Achieving material efficiency through material selection

Material efficiency aims to minimize levels of waste produced and ensure or provide for maximum re-use and re-cycling. For this reason, building or construction companies must source raw materials from manufacturers situated offsite rather than produce these materials on-site where construction is taking place. Recycling ensures that high-quality environmentally friendly materials are manufactured. Furthermore, soliciting materials from off-site ensures that pollution levels arising from noise and particulate matter are greatly reduced in the main site. To achieve material efficiency, several aspects have to be considered in the selection of materials. Recycling timber for doors, floors, and windows should be preferred over buying new timber and lumbering.

Materials selected should have low energy contents with insulation being maintained at optimal levels. It is also important to consider locally sourced materials. Materials for finishing, like paints and furnishes, should be non-toxic and emphasis should be laid on water-based products. Improving energy efficiency levels of materials selected is likely to reduce the levels of carbon emission (Spiegel & Meadows 2010).

‘Going green’ in materials acquisition may necessitate the need to use timber, which is treated with reduced toxic chemicals considering the levels of negative environmental impact. It is also important to take into consideration the use of renewable plants, like bamboo, and recycle metals and stone.


It is an eco-friendly building material that can be utilized for a wide range of building purposes. In, China, for example, people build their whole houses with bamboo. Bamboo is a fast-growing plant, it can be replanted and it grows back quickly. It can also be grown almost anywhere in the world.

Reclaimed Timber

Use of reclaimed timber is preferred over lumbered timber. Reclaimed wood is obtained from demolished structures and the reuse of timber products through recycling. This facilitates sustainability.

Recycled Metal

Iron, copper, and aluminum are the three most recycled metals around the globe hence making them readily available. Mining however is responsible for a variety of negative environmental impacts like contamination of soil, disturbances from explosive activity, and creation of sinkholes.
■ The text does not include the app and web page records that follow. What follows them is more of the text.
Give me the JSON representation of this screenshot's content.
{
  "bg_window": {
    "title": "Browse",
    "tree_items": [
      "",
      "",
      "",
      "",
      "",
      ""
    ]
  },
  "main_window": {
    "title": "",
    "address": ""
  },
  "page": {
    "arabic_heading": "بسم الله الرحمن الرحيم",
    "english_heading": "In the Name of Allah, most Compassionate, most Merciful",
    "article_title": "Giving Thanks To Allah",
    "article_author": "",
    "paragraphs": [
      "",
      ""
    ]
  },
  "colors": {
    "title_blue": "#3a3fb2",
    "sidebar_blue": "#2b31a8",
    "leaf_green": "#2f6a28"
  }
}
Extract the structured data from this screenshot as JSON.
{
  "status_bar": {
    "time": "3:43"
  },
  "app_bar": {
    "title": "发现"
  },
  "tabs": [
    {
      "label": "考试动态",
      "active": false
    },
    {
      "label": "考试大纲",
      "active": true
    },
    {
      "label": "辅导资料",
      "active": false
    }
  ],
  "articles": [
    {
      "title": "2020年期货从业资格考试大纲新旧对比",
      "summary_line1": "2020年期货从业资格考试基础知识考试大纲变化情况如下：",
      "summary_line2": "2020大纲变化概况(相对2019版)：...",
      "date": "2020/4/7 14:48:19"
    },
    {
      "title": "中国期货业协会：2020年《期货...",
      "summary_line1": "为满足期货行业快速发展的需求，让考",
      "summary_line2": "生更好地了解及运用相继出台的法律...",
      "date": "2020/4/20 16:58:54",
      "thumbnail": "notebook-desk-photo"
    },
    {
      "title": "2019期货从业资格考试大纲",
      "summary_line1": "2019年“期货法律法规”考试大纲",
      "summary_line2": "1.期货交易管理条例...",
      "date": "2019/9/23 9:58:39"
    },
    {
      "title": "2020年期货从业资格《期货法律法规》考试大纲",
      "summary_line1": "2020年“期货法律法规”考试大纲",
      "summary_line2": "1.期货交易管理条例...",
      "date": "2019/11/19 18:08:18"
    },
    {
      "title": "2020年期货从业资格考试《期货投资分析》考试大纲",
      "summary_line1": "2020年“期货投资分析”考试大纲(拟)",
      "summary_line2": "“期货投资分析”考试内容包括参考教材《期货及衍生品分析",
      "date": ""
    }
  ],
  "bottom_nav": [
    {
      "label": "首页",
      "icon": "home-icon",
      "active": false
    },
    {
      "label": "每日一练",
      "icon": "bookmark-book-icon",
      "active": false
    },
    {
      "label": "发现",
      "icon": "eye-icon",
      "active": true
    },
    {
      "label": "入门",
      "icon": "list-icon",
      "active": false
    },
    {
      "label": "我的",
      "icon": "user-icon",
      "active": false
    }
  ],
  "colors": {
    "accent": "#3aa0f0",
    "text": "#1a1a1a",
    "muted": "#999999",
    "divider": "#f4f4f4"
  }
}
Dimension stone

This is a natural building material that is readily available and usually preferred over metals, plastics, and glass, which are responsible for environmental pollution. Dimension stones cab be reclaimed for purposes of building and construction.

Sheep’s wool

Sheep’s wool is used for insulation and it is environmentally friendly. Wool is natural and does not have negative effects on the environment hence making it sustainable. One of the features is that it is usually thicker and uses less energy to manufacture.


Minson, A (2013), Resource and Material Efficiency. Web.

Spiegel, R & Meadows, D (2010), Green Building Materials: A Guide to Product Selection and Specification. John Wiley and Sons, USA.

Yudelson, J (2009), Green Building Revolution. Island Press, USA.